This is what the Republican Party believes. This is how the Republican Party has consistently voted. It's the position of the two people on the presidential ticket. But gosh, it sure is embarrassing to have the party's callousness and stupidity exposed for all to see and mock.
And Republicans really don't know what the hell to do about it:
The National Republican Senatorial Committee (NRSC) on Tuesday released a list of conservative columnists and pundits around the country who are calling for Rep. Todd Akin (R-Mo.) to step down from his Missouri Senate bid. [...]Sure, because if there's one thing Republicans can't stand, it's a guy with extremist views on abortion. Also, would you like to buy this bridge to nowhere?
Radio host Sean Hannity, syndicated columnist Charles Krauthammer, and author Ann Coulter are among the prominent voices who have called for Akin to leave the race.
Pat Robertson, meanwhile, is tsk-tsking his fellow Republicans for getting so upset just because Akin "screwed up" and "made a dumb remark." (As with other empty condemnations of Akin's remarks, Robertson fails to specify what's so "dumb" about what Akin said because Robertson also completely agrees with him.) But since Akin is ahead in the polls, Robertson says, and Republicans really want to win the Senate, now is not the time to "form a circular firing squad."
Let's all take a moment to appreciate that Pat Robertson?the guy who thinks God sends natural disasters to punish people who don't live according to how Robertson thinks they should?is trying to be the voice of reason in the Republican Party.
And let's not forget the newly minted leader of the Republican Party, Paul Ryan's running mate, who is "offended." Not that anyone cares.
And then you have the rabid anti-choicers, the only semi-honest ones in the whole party, who don't have a problem with what Akin said because they all agree with it:
Pro-life groups, however, have taken a decidedly different take. Both the Susan B. Anthony List and Family Research Council have stood by Akin. They don?t see him as a politician who has made a career ending gaffe. In their view, he?s a strong abortion right opponent who articulated a tenant of the pro-life movement: Abortion should be illegal in all situations, rape included.So of course the Republican Party will be officially adopting the Akin position in its party platform, officially endorsing "a human life amendment to the Constitution that would outlaw abortion without making explicit exemptions for rape or incest."

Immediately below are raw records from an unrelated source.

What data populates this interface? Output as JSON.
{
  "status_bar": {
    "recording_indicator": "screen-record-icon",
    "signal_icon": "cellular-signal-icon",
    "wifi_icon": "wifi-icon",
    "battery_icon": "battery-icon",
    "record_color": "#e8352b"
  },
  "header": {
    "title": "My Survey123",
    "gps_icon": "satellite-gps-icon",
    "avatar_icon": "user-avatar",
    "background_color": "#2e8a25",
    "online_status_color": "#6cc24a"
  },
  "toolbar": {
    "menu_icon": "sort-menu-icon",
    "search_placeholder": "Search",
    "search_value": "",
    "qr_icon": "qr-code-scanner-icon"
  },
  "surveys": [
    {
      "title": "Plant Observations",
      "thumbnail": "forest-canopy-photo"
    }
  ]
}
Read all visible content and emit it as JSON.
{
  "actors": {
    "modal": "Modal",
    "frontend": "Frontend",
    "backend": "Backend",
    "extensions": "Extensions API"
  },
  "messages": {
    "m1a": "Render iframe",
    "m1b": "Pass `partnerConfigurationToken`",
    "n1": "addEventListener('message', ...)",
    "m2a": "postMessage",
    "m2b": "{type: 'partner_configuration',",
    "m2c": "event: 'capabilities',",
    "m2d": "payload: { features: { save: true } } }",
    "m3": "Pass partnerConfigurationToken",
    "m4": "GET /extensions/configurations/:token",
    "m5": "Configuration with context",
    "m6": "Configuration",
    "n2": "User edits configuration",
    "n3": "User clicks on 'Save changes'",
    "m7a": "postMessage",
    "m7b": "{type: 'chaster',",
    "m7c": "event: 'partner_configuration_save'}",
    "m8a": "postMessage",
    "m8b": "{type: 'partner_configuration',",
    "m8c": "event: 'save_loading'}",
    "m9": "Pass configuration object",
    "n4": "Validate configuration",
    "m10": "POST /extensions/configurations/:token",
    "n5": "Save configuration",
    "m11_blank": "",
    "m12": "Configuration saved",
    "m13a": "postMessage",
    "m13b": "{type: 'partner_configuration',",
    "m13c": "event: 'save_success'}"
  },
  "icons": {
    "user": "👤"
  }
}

?Todd Akin ? has a record of voting to protect human life,? said Susan B. Anthony List President Marjorie Dannenfelser, reaffirming her support in a statement. He ?has been an excellent partner in the fight for the unborn.?
Even though the the Republican presidential nominee has a different view. This week, at least.
Could the Republican Party possibly be a bigger mess right now?